Although I had met the Duque de Havré before, it had been some years earlier in El Escorial. I have a memory of a small plump child running through sunlit rooms, chasing the Meninas before being scolded loudly by one of the Palace equerries. Dark, moody, impish eyes in a pasty, fleshy child’s face was my lasting memory, before that face dissolved into a wail of tears, accompanied by a sulky frown.
The years had not changed the pallid complexion of his face. He bore the trappings of wealth, influence and power openly on the field of Sorée to the south east of Namur, a league away from where the advance formations of the Sun King’s army were forming.
He had exchanged the mischievous, childhood, carefree chase through the chambers of a palace for the forced-calm and assumed sang-froid of a leading nobleman of his House. But one glance into his eyes betrayed him. He was little more than a magnificent butterfly, swaggering and gasping by equal measures under the incarcerating bell-jar of expectation, trapped by a hidalgo’s obligations of honour in the autumn of his aristocratic House’s life-arc.
As I looked from his Serene Highness across the dusty, July fields, I could identify clearly the standards of the French Gendarmerie, floating as if gossamer light above the scarlet uniformed cavaliers of France.
Enemies to skewer your iridescent butterfly wings, my Lord, I thought.
But before I could caution him and suggest a way out of his breathless tomb of asphyxiating pride, he had spurred his Tobiano mare to the front of his Tercio of Horse. There was no lack of courage in the Duque de Havré, even if it was born of despair and an inability to escape the responsibilities of the glittering House of Croÿ.
Now long forgotten by history, the House of Croÿ was once a formidable force in the Hapsberg politics of late 17th Century Flanders, Burgundy and the Rhinelands. Members of the House of Croÿ were active in the complex politics of the Empire, holding impressive positions in the Imperial Court and ecclesiarchy. Members of the House were bishops of Cambrai, Arras, Ypres, Tournai; one was the tutor and Godfather to the Emperor Charles V; another was Grand Equerry to the King of Spain. Many were members of the prestigious Hapsberg Order of the Golden Fleece.

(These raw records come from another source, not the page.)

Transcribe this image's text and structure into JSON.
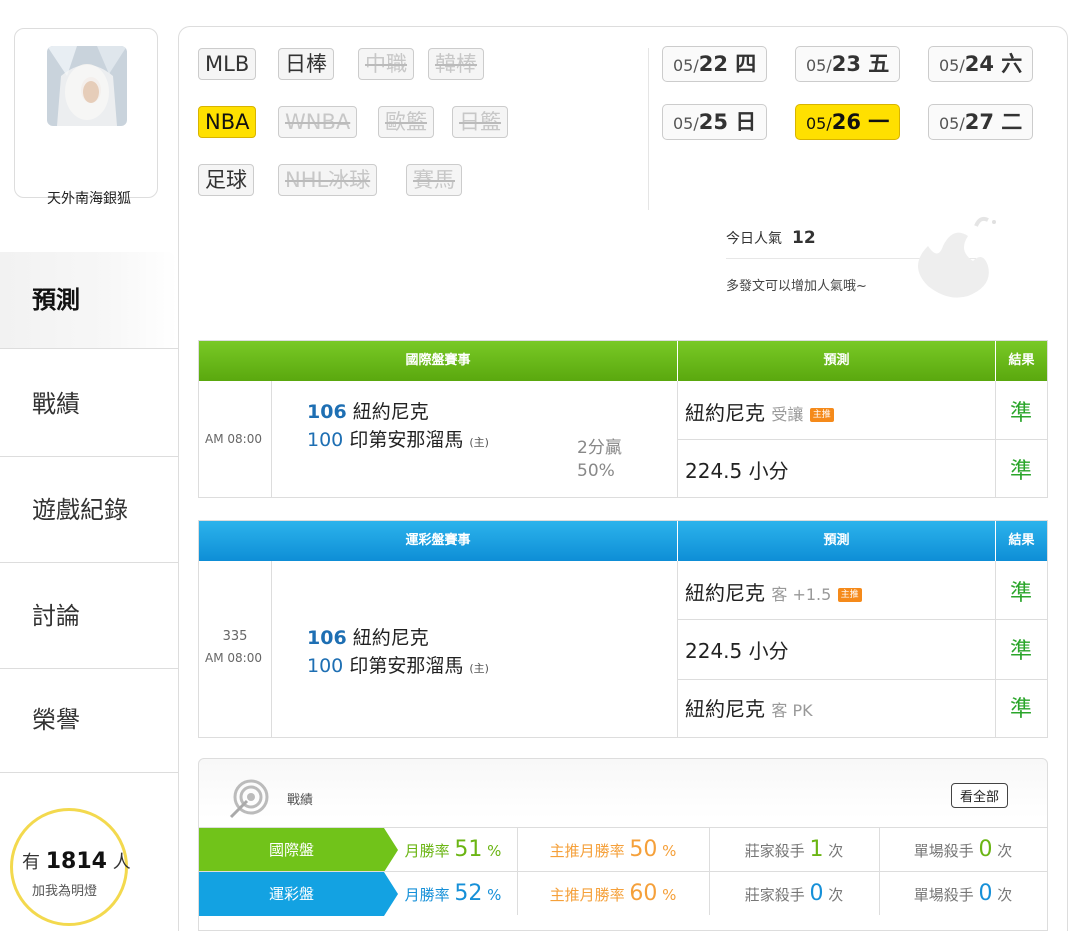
{
  "user": {
    "name": "天外南海銀狐"
  },
  "nav": [
    {
      "label": "預測"
    },
    {
      "label": "戰績"
    },
    {
      "label": "遊戲紀錄"
    },
    {
      "label": "討論"
    },
    {
      "label": "榮譽"
    }
  ],
  "fans": {
    "prefix": "有",
    "count": "1814",
    "suffix": "人",
    "caption": "加我為明燈"
  },
  "sports": {
    "row1": [
      "MLB",
      "日棒",
      "中職",
      "韓棒"
    ],
    "row2": [
      "NBA",
      "WNBA",
      "歐籃",
      "日籃"
    ],
    "row3": [
      "足球",
      "NHL冰球",
      "賽馬"
    ],
    "active": "NBA"
  },
  "dates": [
    {
      "md": "05/",
      "day": "22 四"
    },
    {
      "md": "05/",
      "day": "23 五"
    },
    {
      "md": "05/",
      "day": "24 六"
    },
    {
      "md": "05/",
      "day": "25 日"
    },
    {
      "md": "05/",
      "day": "26 一"
    },
    {
      "md": "05/",
      "day": "27 二"
    }
  ],
  "popularity": {
    "label": "今日人氣",
    "value": "12",
    "tip": "多發文可以增加人氣哦~"
  },
  "intl": {
    "headers": [
      "國際盤賽事",
      "預測",
      "結果"
    ],
    "time": "AM 08:00",
    "away_num": "106",
    "away_team": "紐約尼克",
    "home_num": "100",
    "home_team": "印第安那溜馬",
    "home_mark": "(主)",
    "spread": "2分贏",
    "pct": "50%",
    "preds": [
      {
        "team": "紐約尼克",
        "sub": "受讓",
        "tag": "主推",
        "result": "準"
      },
      {
        "team": "224.5 小分",
        "sub": "",
        "tag": "",
        "result": "準"
      }
    ]
  },
  "lottery": {
    "headers": [
      "運彩盤賽事",
      "預測",
      "結果"
    ],
    "game_no": "335",
    "time": "AM 08:00",
    "away_num": "106",
    "away_team": "紐約尼克",
    "home_num": "100",
    "home_team": "印第安那溜馬",
    "home_mark": "(主)",
    "preds": [
      {
        "team": "紐約尼克",
        "sub": "客 +1.5",
        "tag": "主推",
        "result": "準"
      },
      {
        "team": "224.5 小分",
        "sub": "",
        "tag": "",
        "result": "準"
      },
      {
        "team": "紐約尼克",
        "sub": "客 PK",
        "tag": "",
        "result": "準"
      }
    ]
  },
  "record": {
    "title": "戰績",
    "view_all": "看全部",
    "rows": [
      {
        "label": "國際盤",
        "win_label": "月勝率",
        "win": "51",
        "main_label": "主推月勝率",
        "main": "50",
        "pct": "%",
        "bank_label": "莊家殺手",
        "bank": "1",
        "single_label": "單場殺手",
        "single": "0",
        "times": "次"
      },
      {
        "label": "運彩盤",
        "win_label": "月勝率",
        "win": "52",
        "main_label": "主推月勝率",
        "main": "60",
        "pct": "%",
        "bank_label": "莊家殺手",
        "bank": "0",
        "single_label": "單場殺手",
        "single": "0",
        "times": "次"
      }
    ]
  },
  "colors": {
    "active": "#ffe000",
    "intl": "#6cbb1c",
    "lottery": "#1aa3e3",
    "hit": "#2aa52a"
  }
}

The members of the House of Croÿ who followed the colours and beat of the drum weave through the military narratives the 17th Century. They travelled and fought in Italy, Spain, Flanders, Russia, Germany and the New Spain. No doubt their influence, wealth and family connections opened many doors to military advancement and political influence.

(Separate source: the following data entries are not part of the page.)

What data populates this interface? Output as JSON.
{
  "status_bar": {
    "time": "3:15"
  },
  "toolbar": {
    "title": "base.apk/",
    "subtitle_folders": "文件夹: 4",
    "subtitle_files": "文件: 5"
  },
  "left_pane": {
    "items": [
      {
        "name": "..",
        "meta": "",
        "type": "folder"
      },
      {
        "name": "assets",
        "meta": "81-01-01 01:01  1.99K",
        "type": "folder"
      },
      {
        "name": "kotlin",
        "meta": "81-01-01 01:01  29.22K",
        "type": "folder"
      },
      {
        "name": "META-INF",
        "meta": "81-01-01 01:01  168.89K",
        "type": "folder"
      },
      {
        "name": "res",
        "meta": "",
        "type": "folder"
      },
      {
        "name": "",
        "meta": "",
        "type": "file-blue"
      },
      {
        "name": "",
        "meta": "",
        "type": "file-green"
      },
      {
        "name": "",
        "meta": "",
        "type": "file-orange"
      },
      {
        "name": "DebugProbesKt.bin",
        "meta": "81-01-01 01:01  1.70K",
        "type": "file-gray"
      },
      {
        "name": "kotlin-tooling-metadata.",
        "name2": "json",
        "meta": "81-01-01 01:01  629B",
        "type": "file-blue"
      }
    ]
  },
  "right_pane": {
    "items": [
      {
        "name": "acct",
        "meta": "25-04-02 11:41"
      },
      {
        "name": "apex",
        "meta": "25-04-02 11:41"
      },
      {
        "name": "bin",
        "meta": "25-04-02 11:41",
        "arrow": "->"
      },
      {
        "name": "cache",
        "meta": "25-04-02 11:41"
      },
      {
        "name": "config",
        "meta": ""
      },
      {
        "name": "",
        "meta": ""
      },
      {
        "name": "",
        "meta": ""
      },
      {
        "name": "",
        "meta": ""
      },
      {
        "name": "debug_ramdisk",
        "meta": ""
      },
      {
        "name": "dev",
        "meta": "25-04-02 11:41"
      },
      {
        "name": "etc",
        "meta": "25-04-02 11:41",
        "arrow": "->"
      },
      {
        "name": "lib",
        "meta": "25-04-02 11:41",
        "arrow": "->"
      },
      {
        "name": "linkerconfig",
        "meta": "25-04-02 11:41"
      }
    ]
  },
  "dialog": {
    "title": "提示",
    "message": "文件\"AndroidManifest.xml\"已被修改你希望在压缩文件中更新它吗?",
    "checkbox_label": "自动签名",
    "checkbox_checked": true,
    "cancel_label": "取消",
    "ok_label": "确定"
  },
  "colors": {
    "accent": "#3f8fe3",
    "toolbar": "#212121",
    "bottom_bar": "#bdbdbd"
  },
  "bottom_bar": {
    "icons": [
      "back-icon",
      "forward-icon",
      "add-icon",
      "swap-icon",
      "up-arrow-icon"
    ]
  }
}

It was therefore perhaps unsurprising that on the list of Tercios of Horse, entered on page 13 of the Pike & Shot Society’s book “The Spanish Armies in the War of the League of Augsberg: 1688-1697”, the final Tercio of Horse was that of Charles de Croÿ, Duque de Havré.

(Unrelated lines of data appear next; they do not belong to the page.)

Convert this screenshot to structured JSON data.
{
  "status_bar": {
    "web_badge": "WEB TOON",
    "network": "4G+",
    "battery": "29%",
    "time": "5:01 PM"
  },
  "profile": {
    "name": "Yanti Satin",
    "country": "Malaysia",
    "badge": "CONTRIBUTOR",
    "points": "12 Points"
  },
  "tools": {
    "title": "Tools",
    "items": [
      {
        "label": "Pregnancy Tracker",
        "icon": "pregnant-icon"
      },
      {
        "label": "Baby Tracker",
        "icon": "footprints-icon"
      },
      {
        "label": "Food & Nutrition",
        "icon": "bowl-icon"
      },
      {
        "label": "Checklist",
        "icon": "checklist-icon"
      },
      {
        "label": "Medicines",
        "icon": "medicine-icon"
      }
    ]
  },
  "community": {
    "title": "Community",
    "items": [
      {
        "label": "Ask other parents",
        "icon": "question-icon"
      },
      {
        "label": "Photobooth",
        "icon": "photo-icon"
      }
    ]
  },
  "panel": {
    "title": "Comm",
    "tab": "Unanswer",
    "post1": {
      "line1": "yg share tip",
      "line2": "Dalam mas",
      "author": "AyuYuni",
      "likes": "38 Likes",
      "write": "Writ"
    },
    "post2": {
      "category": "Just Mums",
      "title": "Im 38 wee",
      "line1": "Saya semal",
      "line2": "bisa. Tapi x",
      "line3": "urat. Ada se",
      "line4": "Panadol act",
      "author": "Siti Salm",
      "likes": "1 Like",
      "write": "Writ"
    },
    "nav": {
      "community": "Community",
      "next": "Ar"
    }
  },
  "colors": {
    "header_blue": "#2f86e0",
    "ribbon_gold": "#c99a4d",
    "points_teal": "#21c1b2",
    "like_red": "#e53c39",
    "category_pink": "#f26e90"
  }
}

While not himself the Duque de Croÿ, Charles du Croÿ held the title of Duque de Havré, entitling him to the honorific title of ‘Principe’, and to be addressed with the predicate of “Serene Highness”. He held the award of nobility of the Order of the Golden Fleece, and I thought that both he, and his Tercio of Horse, would make good subjects for my Spanish army of Flanders for 1688.
The figures are a mixture of Dixons and Wargames Foundry. I added some arm swaps, and some green-stuff feathers. For Duque Charles, I added a small green-stuff Order of the Golden Fleece around his neck.
The Duque’s horse is a piebald, and specifically a Tobiano. These were popular in 17th Century Europe, as you can see from this study by Pieter Paul Rubens.
The standard for the Tercio of Horse was reconstructed from the fragments of information we know about late 17th Century Spanish and Flemish flags. “The Spanish Armies in the War of the League of Augsberg: 1688-1697” states that many of the flags for the Spanish and Flemish cavalry of the late 17th Century featured a Burgundian cross on a red field, but that other family symbols and religious images were reasonably common, often as the reverse of the standard. I opted for an image of the Virgin and Child, although I could (and might next time) have used the family crest of the House of Croÿ.
I also added tufts from Warbases and Mini-Natur (which I picked up at Salute, 2018)
As for weapons, this is another pistol-armed unit of Horse from the Spanish army of Flanders. Hopefully, in facing the French, the Spanish and Flemish pistol-bearing tactics will be an interesting contrast to more aggressive French swordpoints.